Until now, Advent has simply been a calendar with a picture of the Nativity or Santa on it from which I could retrieve chocolates at will, simply closing the little doors so no one would see if I was cheating the dates. It was a countdown to Christmas. A word I heard but of which I had no understanding. My ignorance was blissful in the way that I needed not put any effort into this, no soul-searching, no intellectual or spiritual process. All that was required was the last-minute gift shopping, a trip to Wal-mart and the taste of waxy chocolate. 

With knowledge comes responsibility, though, and with responsibility can also come a great wealth of understanding and beauty. I now have the opportunity to become blissful in my understanding, and I am going to enjoy it fully, whether or not I have to repent.

The first thing I needed to know was what advent actually meant. So I looked it up. The definition is “a coming into place, view or being. Arrival”1 This clearly has nothing to do with shopping. It does have everything to do with the coming of Christ. And what found most enlightening was that is is not simply a season of remembering what was done at one point in time, but it is also a time to anticipate what is ahead. In identifying with history and the future, God comes into view in the present moments of redemption and conversion.

We are not simply remembering His coming once, but His continual entrance into our everyday moments of our lives. It is not just thinking toward His second coming for all the earth, but His redemption of our sin each day and hour. It’s the Kingdom again – the now and the not yet. The immediacy of the incarnation in our lives. 

We long for the Messiah to come, and to break through our lives, just as He did 2000 years ago. 

I was struck by the part that Isaiah plays in this. The message that he send to repent and turn to God, that the worship of Israel was empty and dead. 2 How often have I been frustrated when sitting in a worship service (or more often leading one) and wondering why the words seem so empty. Some days it is simply what we do together, and that is the reason I sing. But my desire was never to sing songs, but to worship with my whole self. As Isaiah is reminding Israel, I need to be reminded that when I turn to Him, He will bring deliverance. Of course, this is where repentance comes in. 

No one wants some Isaiah or John the Baptist calling them a brood of vipers.

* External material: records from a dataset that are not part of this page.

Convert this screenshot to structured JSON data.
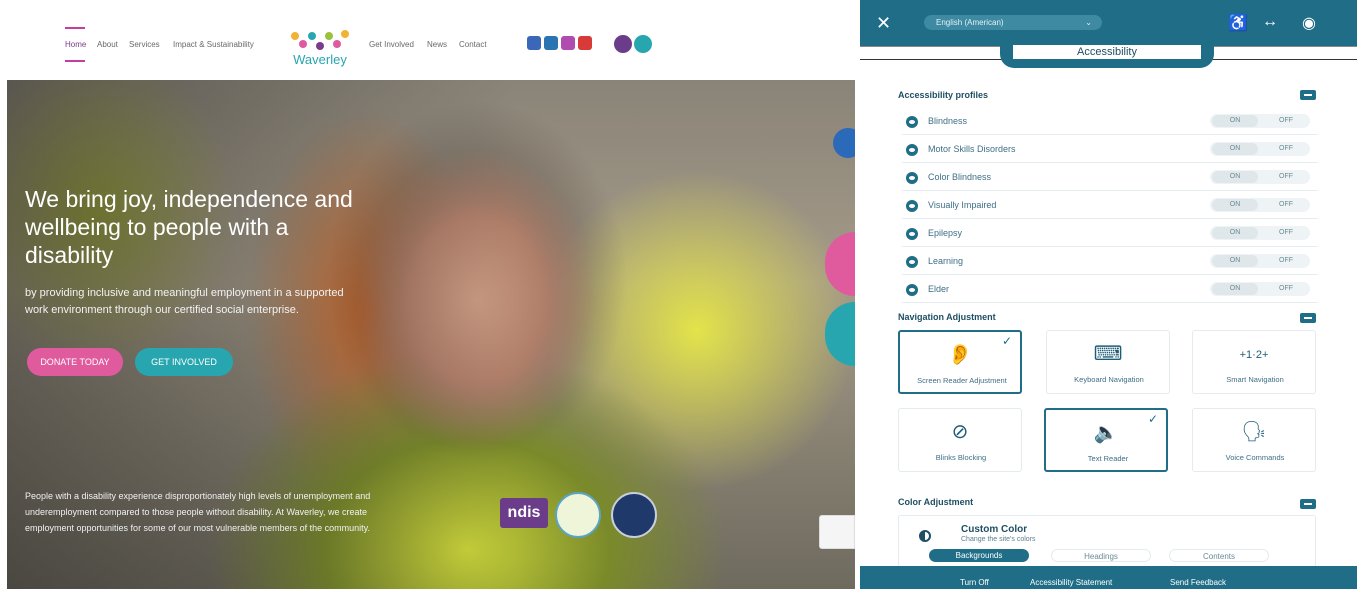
{
  "site": {
    "nav_left": [
      "Home",
      "About",
      "Services",
      "Impact & Sustainability"
    ],
    "nav_right": [
      "Get Involved",
      "News",
      "Contact"
    ],
    "logo_text": "Waverley",
    "hero": {
      "title": "We bring joy, independence and wellbeing to people with a disability",
      "subtitle": "by providing inclusive and meaningful employment in a supported work environment through our certified social enterprise.",
      "donate_label": "DONATE TODAY",
      "involved_label": "GET INVOLVED",
      "bottom_text": "People with a disability experience disproportionately high levels of unemployment and underemployment compared to those people without disability. At Waverley, we create employment opportunities for some of our most vulnerable members of the community.",
      "ndis_label": "ndis"
    },
    "colors": {
      "pink": "#e05a9e",
      "teal": "#27a6b0",
      "purple": "#7a3c8a"
    }
  },
  "panel": {
    "language": "English (American)",
    "tab_label": "Accessibility",
    "profiles_title": "Accessibility profiles",
    "profiles": [
      {
        "label": "Blindness",
        "on": "ON",
        "off": "OFF"
      },
      {
        "label": "Motor Skills Disorders",
        "on": "ON",
        "off": "OFF"
      },
      {
        "label": "Color Blindness",
        "on": "ON",
        "off": "OFF"
      },
      {
        "label": "Visually Impaired",
        "on": "ON",
        "off": "OFF"
      },
      {
        "label": "Epilepsy",
        "on": "ON",
        "off": "OFF"
      },
      {
        "label": "Learning",
        "on": "ON",
        "off": "OFF"
      },
      {
        "label": "Elder",
        "on": "ON",
        "off": "OFF"
      }
    ],
    "navigation_title": "Navigation Adjustment",
    "nav_options": [
      {
        "label": "Screen Reader Adjustment",
        "icon": "ear-icon",
        "selected": true
      },
      {
        "label": "Keyboard Navigation",
        "icon": "keyboard-icon",
        "selected": false
      },
      {
        "label": "Smart Navigation",
        "icon": "smart-nav-icon",
        "selected": false
      },
      {
        "label": "Blinks Blocking",
        "icon": "blink-block-icon",
        "selected": false
      },
      {
        "label": "Text Reader",
        "icon": "speaker-icon",
        "selected": true
      },
      {
        "label": "Voice Commands",
        "icon": "voice-icon",
        "selected": false
      }
    ],
    "smart_nav_glyph": "+1·2+",
    "color_title": "Color Adjustment",
    "custom_color_title": "Custom Color",
    "custom_color_sub": "Change the site's colors",
    "color_tabs": [
      "Backgrounds",
      "Headings",
      "Contents"
    ],
    "footer": [
      "Turn Off",
      "Accessibility Statement",
      "Send Feedback"
    ],
    "colors": {
      "primary": "#1f6d86"
    }
  }
}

So in this case, repentance on my own initiative seems a good idea. In this I know that I am asking God for a breakthrough. I am now expecting Him to come again in this season in my life how He has always come into time. And I expect that He will change me if I let him, and continue to change me as I remember Him and anticipate Him.

I have never known this season with such exquisite beauty as I do now. As Webber says, “Christmas spirituality acknowledges that your life in God is a gift of union with Jesus Christ and the calling to bring your life into His life.”.3

That is a gift I would rather receive over any other thing. Especially cheap, waxy chocolates.  






1.advent. Dictionary.com. Dictionary.com Unabridged (v 1.1). Random House, Inc.http://dictionary.reference.com/browse/advent (accessed: November 14, 2008).

2. Robert Webber, Ancient-Future Time, Baker Books, 2004, p.41

3. Robert Webber, Ancient-Future Time, Baker Books, 2004, p.71